Australia Institute Webpaper May 2005 Richard Denniss

In recent years the scientific evidence supporting the need to reduce greenhouse gas emissions and other major environmental pollutants has increased (see for example IPCC 2001), yet Australians’ stated level of concern for the condition of the natural environment has decreased. For example, while the majority of Australians (57 per cent) admit that they are worried about environmental problems, this has fallen from 75 per cent in 1992 (ABS 2004). This paper focuses in particular on the relative lack of concern expressed by younger Australians with the need to protect the natural environment. New polling data, discussed below, shows that young Australians are among the least concerned group in Australia. Young people and their concern for the environment It is often suggested that the increased attention paid to the state of the natural environment in the media and school curricula is resulting in the creation of a particularly environmentally aware cohort of younger Australians. In addition to a higher degree of awareness, the fact that younger Australians will inherit the environmental degradation of today suggests that, if nothing else, self interest should encourage them to be more concerned than older generations about the need to repair the environment.

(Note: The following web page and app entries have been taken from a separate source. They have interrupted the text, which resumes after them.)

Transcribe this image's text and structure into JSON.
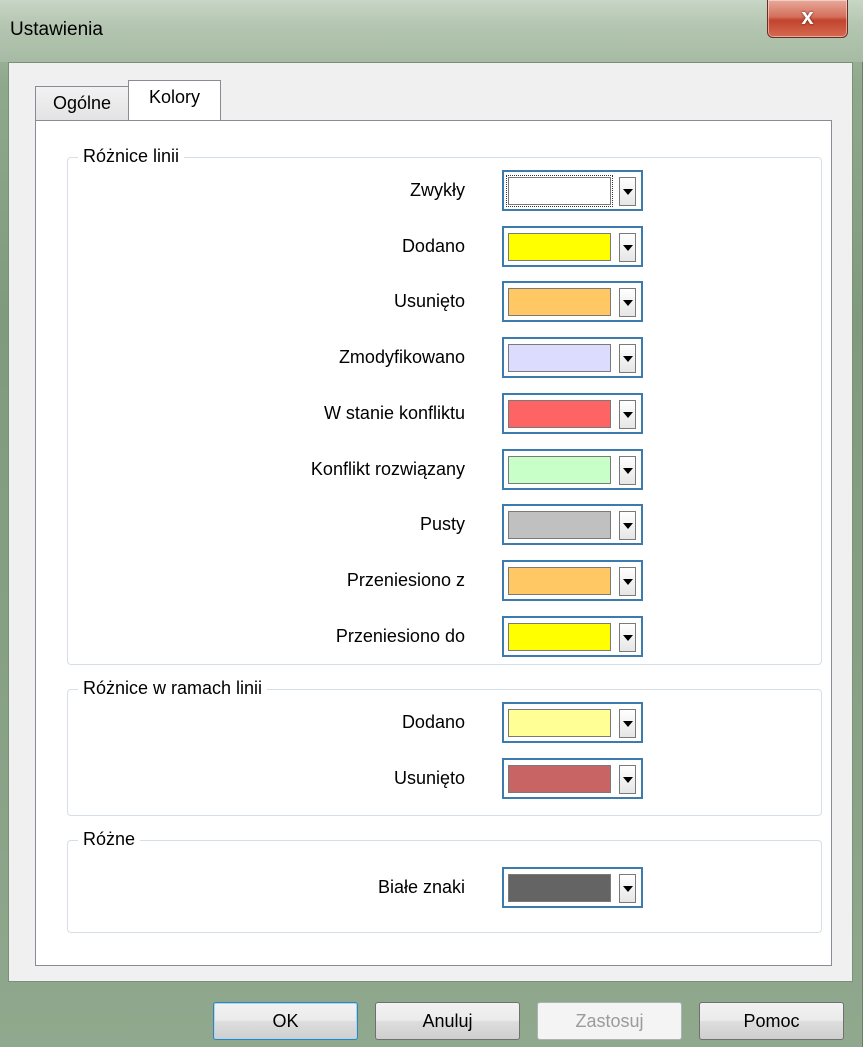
{
  "window": {
    "title": "Ustawienia",
    "close_label": "x"
  },
  "tabs": [
    {
      "label": "Ogólne",
      "active": false
    },
    {
      "label": "Kolory",
      "active": true
    }
  ],
  "groups": {
    "line_diff": {
      "title": "Różnice linii",
      "rows": [
        {
          "label": "Zwykły",
          "color": "#ffffff"
        },
        {
          "label": "Dodano",
          "color": "#ffff00"
        },
        {
          "label": "Usunięto",
          "color": "#ffc864"
        },
        {
          "label": "Zmodyfikowano",
          "color": "#dcdcff"
        },
        {
          "label": "W stanie konfliktu",
          "color": "#ff6464"
        },
        {
          "label": "Konflikt rozwiązany",
          "color": "#c8ffc8"
        },
        {
          "label": "Pusty",
          "color": "#c0c0c0"
        },
        {
          "label": "Przeniesiono z",
          "color": "#ffc864"
        },
        {
          "label": "Przeniesiono do",
          "color": "#ffff00"
        }
      ]
    },
    "inline_diff": {
      "title": "Różnice w ramach linii",
      "rows": [
        {
          "label": "Dodano",
          "color": "#ffff96"
        },
        {
          "label": "Usunięto",
          "color": "#c86464"
        }
      ]
    },
    "misc": {
      "title": "Różne",
      "rows": [
        {
          "label": "Białe znaki",
          "color": "#646464"
        }
      ]
    }
  },
  "buttons": {
    "ok": "OK",
    "cancel": "Anuluj",
    "apply": "Zastosuj",
    "help": "Pomoc"
  }
}
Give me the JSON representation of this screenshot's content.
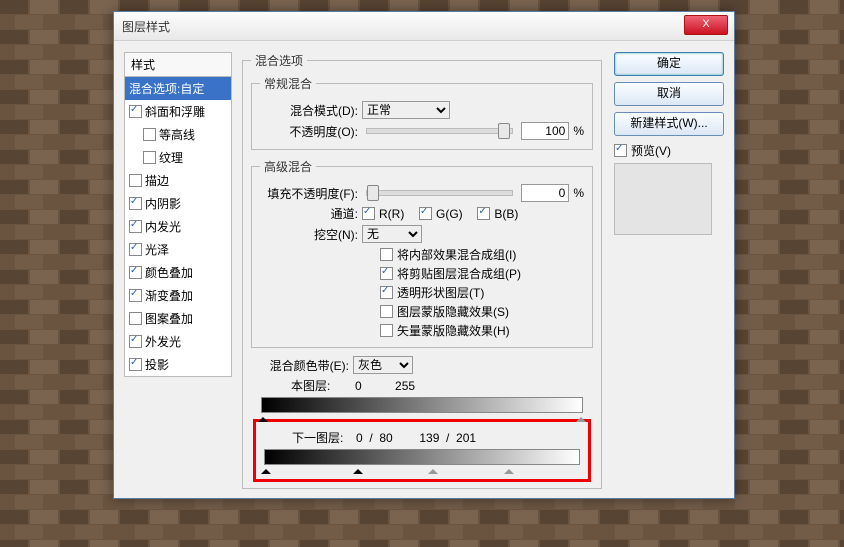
{
  "title": "图层样式",
  "close": "X",
  "styles_header": "样式",
  "styles": [
    {
      "label": "混合选项:自定",
      "selected": true,
      "checked": null
    },
    {
      "label": "斜面和浮雕",
      "checked": true
    },
    {
      "label": "等高线",
      "checked": false,
      "indent": true
    },
    {
      "label": "纹理",
      "checked": false,
      "indent": true
    },
    {
      "label": "描边",
      "checked": false
    },
    {
      "label": "内阴影",
      "checked": true
    },
    {
      "label": "内发光",
      "checked": true
    },
    {
      "label": "光泽",
      "checked": true
    },
    {
      "label": "颜色叠加",
      "checked": true
    },
    {
      "label": "渐变叠加",
      "checked": true
    },
    {
      "label": "图案叠加",
      "checked": false
    },
    {
      "label": "外发光",
      "checked": true
    },
    {
      "label": "投影",
      "checked": true
    }
  ],
  "blend_options": "混合选项",
  "general": "常规混合",
  "blend_mode_label": "混合模式(D):",
  "blend_mode_value": "正常",
  "opacity_label": "不透明度(O):",
  "opacity_value": "100",
  "percent": "%",
  "advanced": "高级混合",
  "fill_label": "填充不透明度(F):",
  "fill_value": "0",
  "channels_label": "通道:",
  "ch_r": "R(R)",
  "ch_g": "G(G)",
  "ch_b": "B(B)",
  "knockout_label": "挖空(N):",
  "knockout_value": "无",
  "adv": [
    {
      "label": "将内部效果混合成组(I)",
      "on": false
    },
    {
      "label": "将剪贴图层混合成组(P)",
      "on": true
    },
    {
      "label": "透明形状图层(T)",
      "on": true
    },
    {
      "label": "图层蒙版隐藏效果(S)",
      "on": false
    },
    {
      "label": "矢量蒙版隐藏效果(H)",
      "on": false
    }
  ],
  "blendif_label": "混合颜色带(E):",
  "blendif_value": "灰色",
  "this_layer_label": "本图层:",
  "this_layer_vals": "0          255",
  "under_label": "下一图层:",
  "under_vals": "0  /  80        139  /  201",
  "btn_ok": "确定",
  "btn_cancel": "取消",
  "btn_newstyle": "新建样式(W)...",
  "preview_label": "预览(V)"
}
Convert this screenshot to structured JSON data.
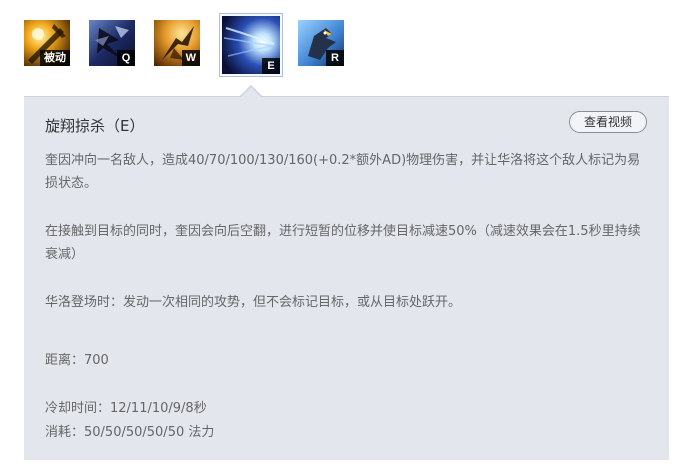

A number of studies provide some evidence to support the proposition that young Australians are concerned about the environment (Manning and Ryan 2004; Mission Australia 2004). But these papers fail to provide data on the relative level of concern for the environment among different age cohorts. This paper draws on data collected by Roy Morgan Research from 56 344 respondents aged 14 and over across Australia. The data were collected in face-to-face interviews during the period October 2003 to September 2004 and allow comparisons of the views of younger Australians with those of other age groups. As shown...